How we talk about and describe students impacts our actions and interactions, but also our expectations. Learning expectations are specific, therefore our instructional strategies also need to be specific in order to impact learning. Consider talking about students based on similar errors made, misconceptions, or ways of thinking. Creating small groups with this lens opens the opportunity to address and advance student thinking. Another intentional option is to group students that have exhibited different ways of thinking. This supports students in making connections as well as deepening their understanding.

## “I” and “We”

Now let’s take a shift from how we talk about a task and students to how we engage with a class. Consider the following statements often said by teachers:

- I want to know what you are thinking.
- I can't hear you, repeat that again.
- Tell me the strategy you used to find a solution.

On one hand, it can be argued that these statements communicate a teacher's interest in what students have to say, which admittedly is important. But what message do we communicate to students when we consistently use “I” and “me” during instruction? Now consider the statements below and how they might communicate a different message:

- We want to know what you are thinking.
- Your ideas are important—share again so that everyone can hear.
- Tell us the strategy you used to find a solution.

But what message do we communicate

to students when we consistently

use “I” and “me” during instruction?

The first set of statements direct a student to speak to the teacher. Although unintentional, they also communicate little to no expectation for other students to be active listeners to peers. The second set of statements, which use the words “we”, “everyone,” and “us,” communicate inclusivity. The intentional use of such words sends the message that everyone is invited and expected to be part of the conversation.

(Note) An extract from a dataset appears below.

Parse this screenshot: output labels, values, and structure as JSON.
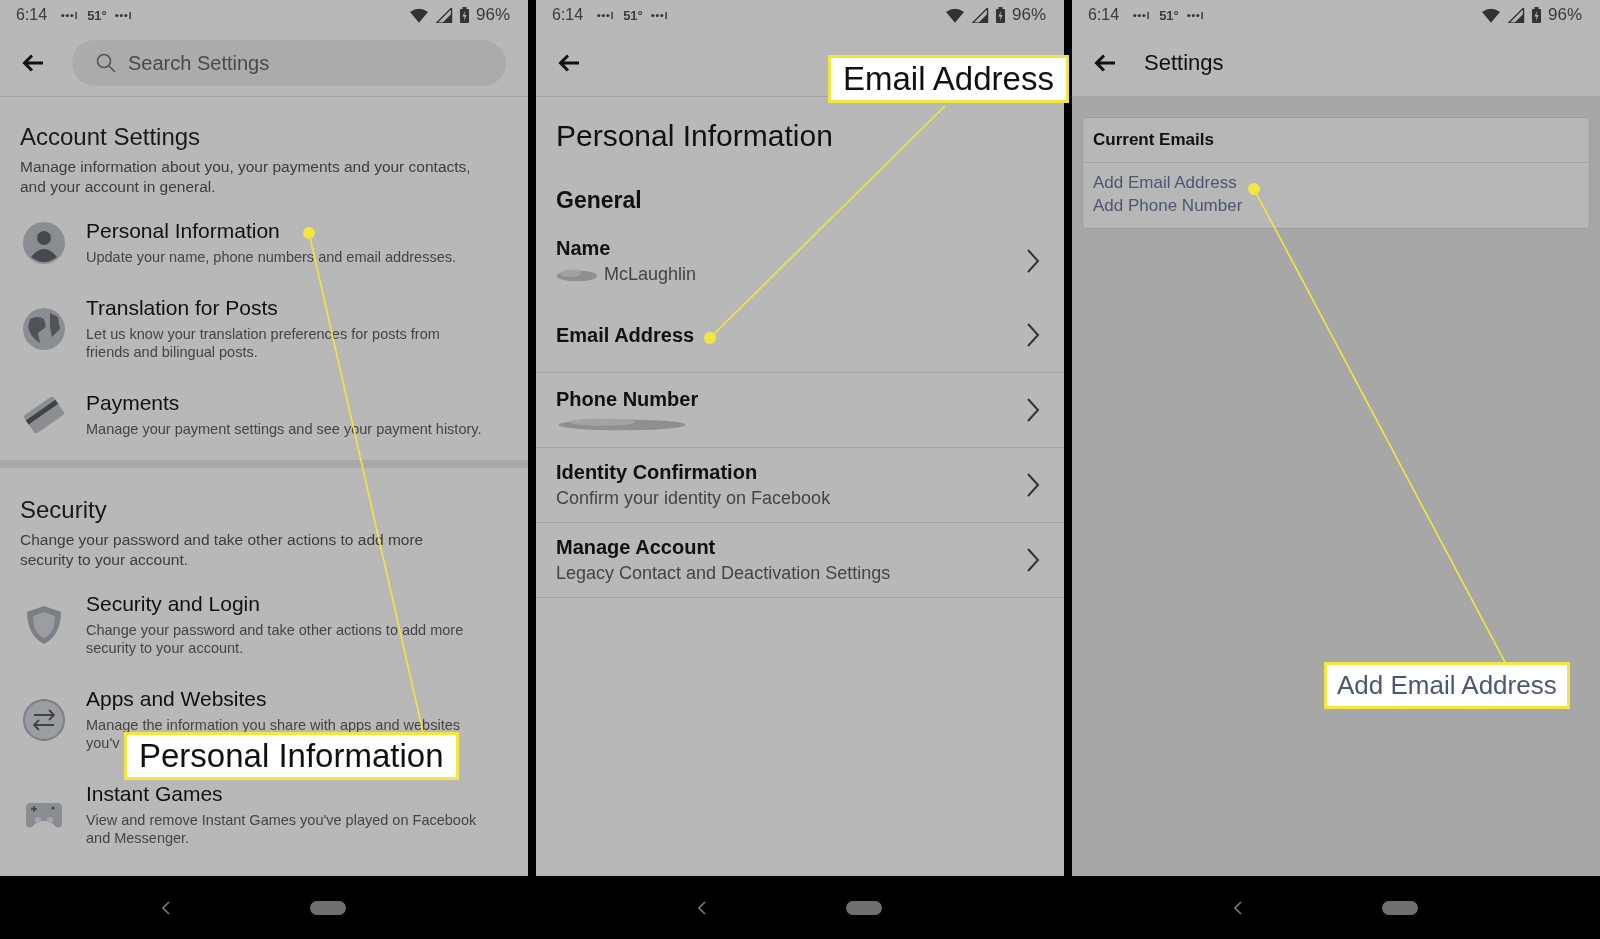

This shift toward using more inclusive pronouns can have an impact on whole class discourse, but also on interactions that take place in small group settings. I invite all teachers to reflect on language used with students, and, when possible, lean toward using more inclusive language. Not only does inclusive language support teachers' efforts in establishing and maintaining a learning community, but also students in developing increased agency and ownership of learning.

## Making the Shift

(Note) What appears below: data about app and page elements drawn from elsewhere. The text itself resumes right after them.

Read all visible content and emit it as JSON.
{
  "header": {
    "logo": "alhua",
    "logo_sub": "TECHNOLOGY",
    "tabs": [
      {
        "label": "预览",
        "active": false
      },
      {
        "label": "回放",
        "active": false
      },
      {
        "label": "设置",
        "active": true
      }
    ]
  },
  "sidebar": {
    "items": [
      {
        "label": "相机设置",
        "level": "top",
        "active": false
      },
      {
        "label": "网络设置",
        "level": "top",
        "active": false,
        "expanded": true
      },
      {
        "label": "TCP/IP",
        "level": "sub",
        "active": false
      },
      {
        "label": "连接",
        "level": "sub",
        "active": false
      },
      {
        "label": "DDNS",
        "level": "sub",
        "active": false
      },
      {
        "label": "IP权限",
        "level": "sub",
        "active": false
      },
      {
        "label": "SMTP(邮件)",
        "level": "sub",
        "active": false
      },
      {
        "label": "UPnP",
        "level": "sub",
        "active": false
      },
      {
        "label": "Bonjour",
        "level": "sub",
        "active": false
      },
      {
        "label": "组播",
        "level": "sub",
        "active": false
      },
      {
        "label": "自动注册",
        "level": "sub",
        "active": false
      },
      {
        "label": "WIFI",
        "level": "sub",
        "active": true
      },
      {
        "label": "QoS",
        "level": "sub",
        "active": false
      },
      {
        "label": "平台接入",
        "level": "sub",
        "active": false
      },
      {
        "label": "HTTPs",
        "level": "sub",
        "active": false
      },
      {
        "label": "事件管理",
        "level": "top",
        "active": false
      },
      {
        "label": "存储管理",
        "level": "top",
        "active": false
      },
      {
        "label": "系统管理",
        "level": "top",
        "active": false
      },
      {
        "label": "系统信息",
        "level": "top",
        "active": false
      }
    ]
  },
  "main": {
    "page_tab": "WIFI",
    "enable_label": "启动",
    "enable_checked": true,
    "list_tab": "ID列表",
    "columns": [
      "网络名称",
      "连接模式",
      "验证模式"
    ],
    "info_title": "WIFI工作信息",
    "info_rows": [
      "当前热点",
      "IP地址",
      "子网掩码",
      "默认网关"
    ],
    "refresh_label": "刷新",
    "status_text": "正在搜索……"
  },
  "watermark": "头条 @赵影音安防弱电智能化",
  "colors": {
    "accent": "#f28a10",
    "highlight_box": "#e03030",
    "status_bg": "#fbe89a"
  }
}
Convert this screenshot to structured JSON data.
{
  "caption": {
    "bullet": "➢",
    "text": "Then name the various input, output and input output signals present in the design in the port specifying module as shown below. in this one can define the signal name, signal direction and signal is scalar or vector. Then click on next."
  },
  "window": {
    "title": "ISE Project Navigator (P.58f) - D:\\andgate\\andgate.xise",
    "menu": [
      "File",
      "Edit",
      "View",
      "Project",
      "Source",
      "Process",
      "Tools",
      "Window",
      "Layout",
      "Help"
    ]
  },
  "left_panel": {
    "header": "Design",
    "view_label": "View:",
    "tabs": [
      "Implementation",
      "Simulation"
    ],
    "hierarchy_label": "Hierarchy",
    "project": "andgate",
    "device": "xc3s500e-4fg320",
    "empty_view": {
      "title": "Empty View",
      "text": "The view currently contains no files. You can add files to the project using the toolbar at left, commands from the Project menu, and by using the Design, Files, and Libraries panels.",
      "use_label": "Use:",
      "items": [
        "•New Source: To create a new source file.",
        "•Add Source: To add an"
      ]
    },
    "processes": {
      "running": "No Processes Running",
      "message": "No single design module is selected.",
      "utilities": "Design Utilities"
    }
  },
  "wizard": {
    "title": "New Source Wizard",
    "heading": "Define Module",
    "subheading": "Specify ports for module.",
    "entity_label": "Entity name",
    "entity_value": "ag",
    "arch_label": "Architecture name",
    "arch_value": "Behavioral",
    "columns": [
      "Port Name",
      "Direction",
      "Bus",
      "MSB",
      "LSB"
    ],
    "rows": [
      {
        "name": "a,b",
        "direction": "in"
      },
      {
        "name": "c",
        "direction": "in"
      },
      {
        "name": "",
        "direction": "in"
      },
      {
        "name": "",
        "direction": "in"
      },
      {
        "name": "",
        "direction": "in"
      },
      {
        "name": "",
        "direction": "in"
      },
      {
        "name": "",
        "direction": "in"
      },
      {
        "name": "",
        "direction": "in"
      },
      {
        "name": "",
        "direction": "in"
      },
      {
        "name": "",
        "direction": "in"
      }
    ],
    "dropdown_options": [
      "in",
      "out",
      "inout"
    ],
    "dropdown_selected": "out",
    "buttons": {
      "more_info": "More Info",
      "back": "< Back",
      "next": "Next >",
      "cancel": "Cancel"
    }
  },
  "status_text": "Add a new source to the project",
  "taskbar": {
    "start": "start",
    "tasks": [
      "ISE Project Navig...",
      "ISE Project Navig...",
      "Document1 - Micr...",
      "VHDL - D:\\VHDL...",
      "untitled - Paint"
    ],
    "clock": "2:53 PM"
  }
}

Our teaching habits develop over time, but as humans we are also evolving. Being intentional with our words will cause our actions to shift, which relate back to our habits. But it all begins with our beliefs. Do you believe a teacher's words can leave a lasting impact on students and in shaping their identities? I do. If you agree, then the first step is self-reflection. Begin by increasing your awareness of whether and to what extent you use inclusive and labeling language.

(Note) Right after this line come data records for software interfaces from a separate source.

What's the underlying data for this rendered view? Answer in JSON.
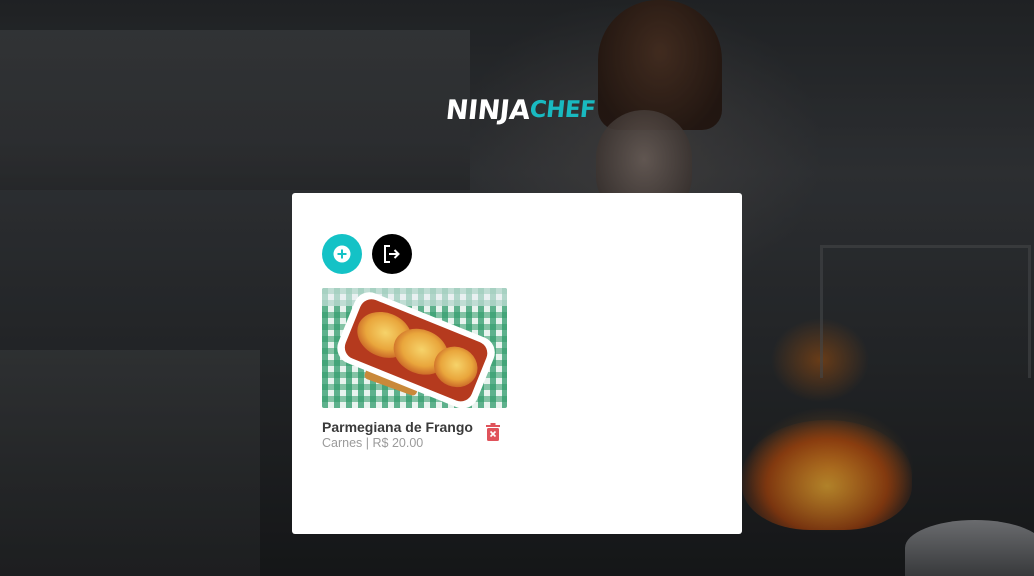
{
  "brand": {
    "logo_part1": "NINJA",
    "logo_part2": "CHEF",
    "accent_color": "#19b9c0"
  },
  "toolbar": {
    "add_icon": "plus-circle-icon",
    "logout_icon": "sign-out-icon",
    "add_color": "#14c2c6",
    "logout_color": "#000000"
  },
  "recipes": [
    {
      "name": "Parmegiana de Frango",
      "category_price": "Carnes | R$ 20.00",
      "photo": "chicken-parmigiana-photo",
      "delete_icon": "trash-icon",
      "delete_color": "#e0535b"
    }
  ]
}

In making the shift to more intentional language, focus on consistently using “I” and “We” during instruction and more specifically, discourse. Work to alleviate performance pressure by inviting students to engage in mathematics without naming the difficulty level and when students do struggle, remind them of strategies for making sense of problems.

Provide opportunities for students to express and reflect on learning experiences by asking questions such as, “What part of our work today was challenging, and how did you work through it? Tell us a strategy you used.” This prompt invites students to name challenges and offers inclusivity without generalizing students with labels. The result is elevated discourse where a student's struggle becomes an asset for learning while promoting active engagement for all.

## About the Author

Katrina Lindo is a math instructional coach for Colonial School District in New Castle, Delaware. She supports middle and high school math teachers through coaching, professional development, and curriculum planning. Katrina has been a math educator since 2010. You can connect with Katrina on Twitter and Instagram @klindo1586.